advertisement

Schizoaffective Disorder and Feeling Hopeless

May 12, 2022 Elizabeth Caudy

I’ve been feeling hopeless a lot lately. I have arthritis in my knees, and my schizoaffective disorder is making me feel hopeless about it.

Schizoaffective Disorder Is Making Me Feel Hopeless About My Arthritis

My orthopedic doctor tried a cortisone shot. Well, that only made things worse. Recently, we tried hyaluronic acid injections. Hyaluronic acid is similar to the cartilage tissue in your knees that lubricates the knees and creates a buffer between your bone joints. Your bone joints rubbing together without a buffer is painful.

The hyaluronic shots only made things worse as well. My doctor injected the shots into my right knee. The first shot went fine. The second shot caused my knee to swell up. I got the second shot on a Tuesday, and it started to feel painful Wednesday. My husband Tom checked for swelling on Friday. Yes, it was swollen all right, he confirmed. I couldn’t tell for sure by myself because my knees are so oddly shaped it was hard to know if they were swollen. I got the second shot six days ago, and my knee is still sore.

My schizoaffective disorder is always calling for an emergency, and it’s doing the same thing with my arthritis. I’m very disheartened that the two treatments I've talked about here didn't help.

Things to Be Hopeful About Despite Schizoaffective Disorder

I am doing physical therapy, and I’m doing my best to take that very seriously. When I thought I only had a torn meniscus in my left knee and didn’t have arthritis, I gave up on physical therapy--partially because certain exercises were hurting me. True, I did tell the physical therapist we would have to stop that exercise.
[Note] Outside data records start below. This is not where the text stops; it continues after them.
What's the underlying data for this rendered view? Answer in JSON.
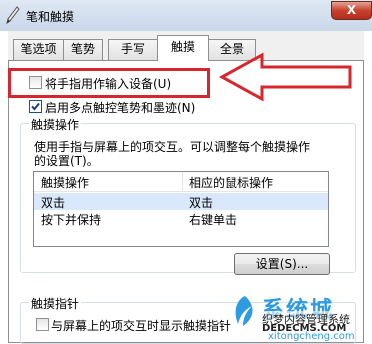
{
  "window": {
    "title": "笔和触摸",
    "close_label": "X"
  },
  "tabs": [
    {
      "label": "笔选项"
    },
    {
      "label": "笔势"
    },
    {
      "label": "手写"
    },
    {
      "label": "触摸",
      "active": true
    },
    {
      "label": "全景"
    }
  ],
  "touch_input": {
    "label": "将手指用作输入设备(U)",
    "checked": false
  },
  "multitouch": {
    "label": "启用多点触控笔势和墨迹(N)",
    "checked": true
  },
  "touch_actions": {
    "title": "触摸操作",
    "description_line1": "使用手指与屏幕上的项交互。可以调整每个触摸操作",
    "description_line2": "的设置(T)。",
    "columns": [
      "触摸操作",
      "相应的鼠标操作"
    ],
    "rows": [
      {
        "action": "双击",
        "mouse": "双击",
        "selected": true
      },
      {
        "action": "按下并保持",
        "mouse": "右键单击",
        "selected": false
      }
    ],
    "settings_button": "设置(S)..."
  },
  "touch_pointer": {
    "title": "触摸指针",
    "option_label": "与屏幕上的项交互时显示触摸指针",
    "checked": false
  },
  "watermark": {
    "brand": "系统城",
    "sub1": "织梦内容管理系统",
    "sub2": "DEDECMS.COM",
    "sub3": "xitongcheng.com"
  },
  "colors": {
    "annotation_red": "#d8262e",
    "selection": "#d9e8fb",
    "titlebar": "#dfe8f3"
  }
}
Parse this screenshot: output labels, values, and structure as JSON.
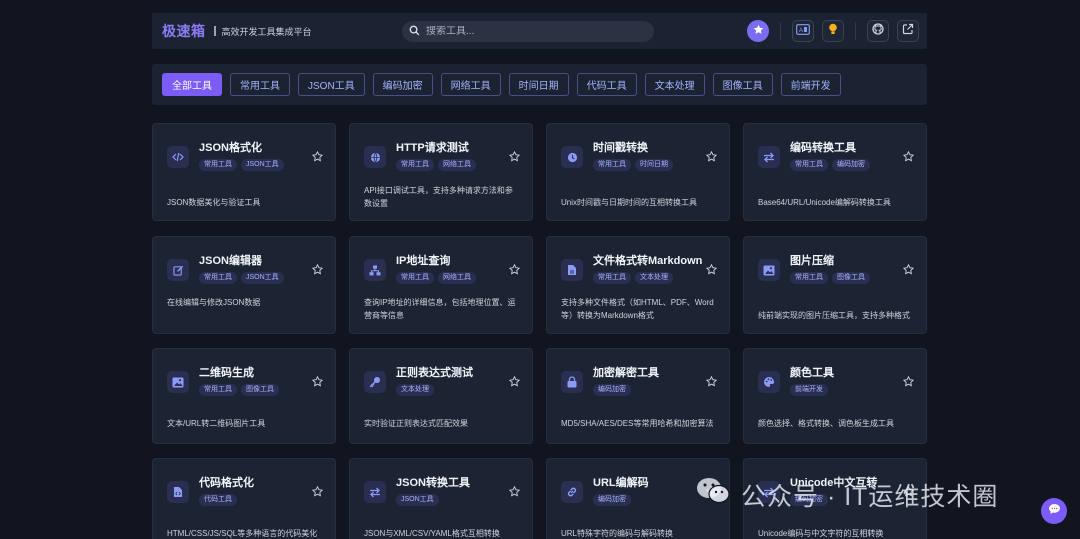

But, overall, the therapy didn’t seem to be helping, and I thought surgery to repair the torn meniscus would make everything better. It did, and, this time, the physical therapists say I’m making progress. So that’s something to be hopeful about.

But I can always find something else to set me back. One of the reasons I’m feeling hopeless is that I’m worried my arthritis will ruin the Tori Amos concert Tom and I are going to later this month. Tom is one of my safe people, meaning one of the few people I feel completely safe around. That’s a good thing since he’s my husband. But I’m still worried.

I’m not as worried since I had this thought, though: many years ago, Tom and I went to a Van Gogh exhibit at the Art Institute of Chicago and I started to feel very anxious. But I calmed myself down by telling myself that Van Gogh went through the same things I go through. In a similar way, although Tori Amos may not have schizoaffective disorder or bipolar disorder, she gets it about how painful life can be. You can tell by the music she writes. The Van Gogh exhibit was a safe place, and the Tori Amos concert will be a safe place.

So, I should be looking forward to the concert. Another thing I’m looking forward to is that I’m starting a weight loss plan at the end of this month, after the concert. I’m going to see a dietitian and a nutritionist and hopefully learn exercises I can do even though my knees are feeling bad. I’ve never been a fan of diet culture, but weight loss takes pressure off your knees, and also, it’s not an injection or a pill that could have side effects or that I could have a bad reaction to. I know it’ll be a lot of work, but I’m ready; just like this time, I was ready for physical therapy. Besides, I only want to lose about 15 pounds.

So maybe I’m not so hopeless after all.

APA Reference
Caudy, E. (2022, May 12). Schizoaffective Disorder and Feeling Hopeless, HealthyPlace. Retrieved on 2022, December 2 from https://www.healthyplace.com/blogs/creativeschizophrenia/2022/5/schizoaffective-disorder-and-feeling-hopeless



Author: Elizabeth Caudy

Elizabeth Caudy was born in 1979 to a writer and a photographer. She has been writing since she was five years old. She has a BFA from The School of the Art Institute of Chicago and an MFA in photography from Columbia College Chicago. She lives outside Chicago with her husband, Tom. Find Elizabeth on Google+ and on her personal blog.

John Caudy
May, 13 2022 at 1:35 pm

There's always hope ❤️

May, 16 2022 at 1:43 pm

Dear John, Thanks for your comment. I never felt really hopeless, it's just that I'm new to experiencing chronic pain and it's scary. But then I found out a lot of people my age live with chronic pain, and while I feel bad for them because this stinks, it makes me feel less alone. I always love hearing your thoughts on my articles! Thanks for reading! Love, Biddit

Leave a reply